*** DATASET EXTRACT ***

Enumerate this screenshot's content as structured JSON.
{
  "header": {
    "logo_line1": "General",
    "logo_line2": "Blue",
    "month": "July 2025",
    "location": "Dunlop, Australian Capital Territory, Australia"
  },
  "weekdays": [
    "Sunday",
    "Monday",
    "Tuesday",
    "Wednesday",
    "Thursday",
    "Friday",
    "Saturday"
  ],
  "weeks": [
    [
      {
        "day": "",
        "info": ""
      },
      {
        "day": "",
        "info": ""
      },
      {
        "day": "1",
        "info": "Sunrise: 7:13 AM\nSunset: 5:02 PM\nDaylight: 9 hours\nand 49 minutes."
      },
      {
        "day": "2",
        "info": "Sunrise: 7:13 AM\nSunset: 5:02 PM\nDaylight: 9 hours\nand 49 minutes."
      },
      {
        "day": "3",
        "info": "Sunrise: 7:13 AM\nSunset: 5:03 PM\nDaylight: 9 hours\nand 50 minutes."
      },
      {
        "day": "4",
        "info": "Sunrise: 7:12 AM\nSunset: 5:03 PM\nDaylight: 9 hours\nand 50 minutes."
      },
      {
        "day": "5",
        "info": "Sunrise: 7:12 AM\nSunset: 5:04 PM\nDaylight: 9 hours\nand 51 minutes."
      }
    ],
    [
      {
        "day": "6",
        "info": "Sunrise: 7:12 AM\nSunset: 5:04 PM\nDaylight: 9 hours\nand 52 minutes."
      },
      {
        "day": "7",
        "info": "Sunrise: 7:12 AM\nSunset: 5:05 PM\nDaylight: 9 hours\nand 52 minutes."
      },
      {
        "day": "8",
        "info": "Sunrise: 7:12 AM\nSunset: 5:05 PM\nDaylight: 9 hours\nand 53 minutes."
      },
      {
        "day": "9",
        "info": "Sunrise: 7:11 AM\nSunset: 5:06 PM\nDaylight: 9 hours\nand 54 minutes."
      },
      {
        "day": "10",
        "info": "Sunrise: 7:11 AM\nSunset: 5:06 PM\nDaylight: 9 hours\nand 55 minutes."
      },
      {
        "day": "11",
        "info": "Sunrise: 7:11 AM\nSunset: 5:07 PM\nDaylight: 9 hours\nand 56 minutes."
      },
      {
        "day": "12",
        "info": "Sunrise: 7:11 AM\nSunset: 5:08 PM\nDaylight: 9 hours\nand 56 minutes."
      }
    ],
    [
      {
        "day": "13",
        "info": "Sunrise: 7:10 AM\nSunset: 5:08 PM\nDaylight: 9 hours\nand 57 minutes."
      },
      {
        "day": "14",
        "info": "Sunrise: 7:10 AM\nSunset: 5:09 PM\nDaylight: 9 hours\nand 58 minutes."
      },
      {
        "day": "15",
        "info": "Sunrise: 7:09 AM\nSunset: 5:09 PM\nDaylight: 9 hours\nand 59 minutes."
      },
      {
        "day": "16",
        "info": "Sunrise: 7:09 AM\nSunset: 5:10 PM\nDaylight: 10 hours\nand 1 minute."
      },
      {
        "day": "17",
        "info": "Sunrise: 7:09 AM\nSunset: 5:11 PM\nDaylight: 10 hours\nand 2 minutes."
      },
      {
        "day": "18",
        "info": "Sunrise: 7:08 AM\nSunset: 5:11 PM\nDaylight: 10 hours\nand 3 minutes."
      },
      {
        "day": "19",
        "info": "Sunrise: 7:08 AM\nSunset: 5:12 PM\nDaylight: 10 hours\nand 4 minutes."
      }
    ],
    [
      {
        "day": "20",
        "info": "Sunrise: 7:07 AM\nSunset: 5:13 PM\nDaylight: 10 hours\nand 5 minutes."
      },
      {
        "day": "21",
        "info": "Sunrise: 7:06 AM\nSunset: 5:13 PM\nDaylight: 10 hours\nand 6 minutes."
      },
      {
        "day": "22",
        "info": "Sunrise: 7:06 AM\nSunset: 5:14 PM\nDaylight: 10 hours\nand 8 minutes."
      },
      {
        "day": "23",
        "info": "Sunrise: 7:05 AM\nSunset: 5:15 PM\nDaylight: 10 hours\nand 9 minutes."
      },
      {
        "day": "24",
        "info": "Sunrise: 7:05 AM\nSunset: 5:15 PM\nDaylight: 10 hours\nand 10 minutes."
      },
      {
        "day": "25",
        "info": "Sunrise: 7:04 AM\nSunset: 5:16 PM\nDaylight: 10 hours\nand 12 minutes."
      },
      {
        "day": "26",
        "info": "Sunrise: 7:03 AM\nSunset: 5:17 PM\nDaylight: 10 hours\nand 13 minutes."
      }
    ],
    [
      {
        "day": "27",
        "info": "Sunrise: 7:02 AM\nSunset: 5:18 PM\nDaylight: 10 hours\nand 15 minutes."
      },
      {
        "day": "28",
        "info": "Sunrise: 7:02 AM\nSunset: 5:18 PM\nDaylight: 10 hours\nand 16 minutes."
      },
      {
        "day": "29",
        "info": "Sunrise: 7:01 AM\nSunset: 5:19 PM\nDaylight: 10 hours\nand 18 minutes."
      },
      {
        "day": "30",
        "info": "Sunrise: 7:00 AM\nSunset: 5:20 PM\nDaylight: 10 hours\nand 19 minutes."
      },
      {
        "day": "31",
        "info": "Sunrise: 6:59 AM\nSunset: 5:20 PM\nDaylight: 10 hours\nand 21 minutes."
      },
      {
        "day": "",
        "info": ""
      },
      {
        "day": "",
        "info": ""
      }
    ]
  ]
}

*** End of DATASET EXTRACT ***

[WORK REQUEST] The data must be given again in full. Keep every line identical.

[THE ANSWER]
Enumerate this screenshot's content as structured JSON.
{
  "header": {
    "logo_line1": "General",
    "logo_line2": "Blue",
    "month": "July 2025",
    "location": "Dunlop, Australian Capital Territory, Australia"
  },
  "weekdays": [
    "Sunday",
    "Monday",
    "Tuesday",
    "Wednesday",
    "Thursday",
    "Friday",
    "Saturday"
  ],
  "weeks": [
    [
      {
        "day": "",
        "info": ""
      },
      {
        "day": "",
        "info": ""
      },
      {
        "day": "1",
        "info": "Sunrise: 7:13 AM\nSunset: 5:02 PM\nDaylight: 9 hours\nand 49 minutes."
      },
      {
        "day": "2",
        "info": "Sunrise: 7:13 AM\nSunset: 5:02 PM\nDaylight: 9 hours\nand 49 minutes."
      },
      {
        "day": "3",
        "info": "Sunrise: 7:13 AM\nSunset: 5:03 PM\nDaylight: 9 hours\nand 50 minutes."
      },
      {
        "day": "4",
        "info": "Sunrise: 7:12 AM\nSunset: 5:03 PM\nDaylight: 9 hours\nand 50 minutes."
      },
      {
        "day": "5",
        "info": "Sunrise: 7:12 AM\nSunset: 5:04 PM\nDaylight: 9 hours\nand 51 minutes."
      }
    ],
    [
      {
        "day": "6",
        "info": "Sunrise: 7:12 AM\nSunset: 5:04 PM\nDaylight: 9 hours\nand 52 minutes."
      },
      {
        "day": "7",
        "info": "Sunrise: 7:12 AM\nSunset: 5:05 PM\nDaylight: 9 hours\nand 52 minutes."
      },
      {
        "day": "8",
        "info": "Sunrise: 7:12 AM\nSunset: 5:05 PM\nDaylight: 9 hours\nand 53 minutes."
      },
      {
        "day": "9",
        "info": "Sunrise: 7:11 AM\nSunset: 5:06 PM\nDaylight: 9 hours\nand 54 minutes."
      },
      {
        "day": "10",
        "info": "Sunrise: 7:11 AM\nSunset: 5:06 PM\nDaylight: 9 hours\nand 55 minutes."
      },
      {
        "day": "11",
        "info": "Sunrise: 7:11 AM\nSunset: 5:07 PM\nDaylight: 9 hours\nand 56 minutes."
      },
      {
        "day": "12",
        "info": "Sunrise: 7:11 AM\nSunset: 5:08 PM\nDaylight: 9 hours\nand 56 minutes."
      }
    ],
    [
      {
        "day": "13",
        "info": "Sunrise: 7:10 AM\nSunset: 5:08 PM\nDaylight: 9 hours\nand 57 minutes."
      },
      {
        "day": "14",
        "info": "Sunrise: 7:10 AM\nSunset: 5:09 PM\nDaylight: 9 hours\nand 58 minutes."
      },
      {
        "day": "15",
        "info": "Sunrise: 7:09 AM\nSunset: 5:09 PM\nDaylight: 9 hours\nand 59 minutes."
      },
      {
        "day": "16",
        "info": "Sunrise: 7:09 AM\nSunset: 5:10 PM\nDaylight: 10 hours\nand 1 minute."
      },
      {
        "day": "17",
        "info": "Sunrise: 7:09 AM\nSunset: 5:11 PM\nDaylight: 10 hours\nand 2 minutes."
      },
      {
        "day": "18",
        "info": "Sunrise: 7:08 AM\nSunset: 5:11 PM\nDaylight: 10 hours\nand 3 minutes."
      },
      {
        "day": "19",
        "info": "Sunrise: 7:08 AM\nSunset: 5:12 PM\nDaylight: 10 hours\nand 4 minutes."
      }
    ],
    [
      {
        "day": "20",
        "info": "Sunrise: 7:07 AM\nSunset: 5:13 PM\nDaylight: 10 hours\nand 5 minutes."
      },
      {
        "day": "21",
        "info": "Sunrise: 7:06 AM\nSunset: 5:13 PM\nDaylight: 10 hours\nand 6 minutes."
      },
      {
        "day": "22",
        "info": "Sunrise: 7:06 AM\nSunset: 5:14 PM\nDaylight: 10 hours\nand 8 minutes."
      },
      {
        "day": "23",
        "info": "Sunrise: 7:05 AM\nSunset: 5:15 PM\nDaylight: 10 hours\nand 9 minutes."
      },
      {
        "day": "24",
        "info": "Sunrise: 7:05 AM\nSunset: 5:15 PM\nDaylight: 10 hours\nand 10 minutes."
      },
      {
        "day": "25",
        "info": "Sunrise: 7:04 AM\nSunset: 5:16 PM\nDaylight: 10 hours\nand 12 minutes."
      },
      {
        "day": "26",
        "info": "Sunrise: 7:03 AM\nSunset: 5:17 PM\nDaylight: 10 hours\nand 13 minutes."
      }
    ],
    [
      {
        "day": "27",
        "info": "Sunrise: 7:02 AM\nSunset: 5:18 PM\nDaylight: 10 hours\nand 15 minutes."
      },
      {
        "day": "28",
        "info": "Sunrise: 7:02 AM\nSunset: 5:18 PM\nDaylight: 10 hours\nand 16 minutes."
      },
      {
        "day": "29",
        "info": "Sunrise: 7:01 AM\nSunset: 5:19 PM\nDaylight: 10 hours\nand 18 minutes."
      },
      {
        "day": "30",
        "info": "Sunrise: 7:00 AM\nSunset: 5:20 PM\nDaylight: 10 hours\nand 19 minutes."
      },
      {
        "day": "31",
        "info": "Sunrise: 6:59 AM\nSunset: 5:20 PM\nDaylight: 10 hours\nand 21 minutes."
      },
      {
        "day": "",
        "info": ""
      },
      {
        "day": "",
        "info": ""
      }
    ]
  ]
}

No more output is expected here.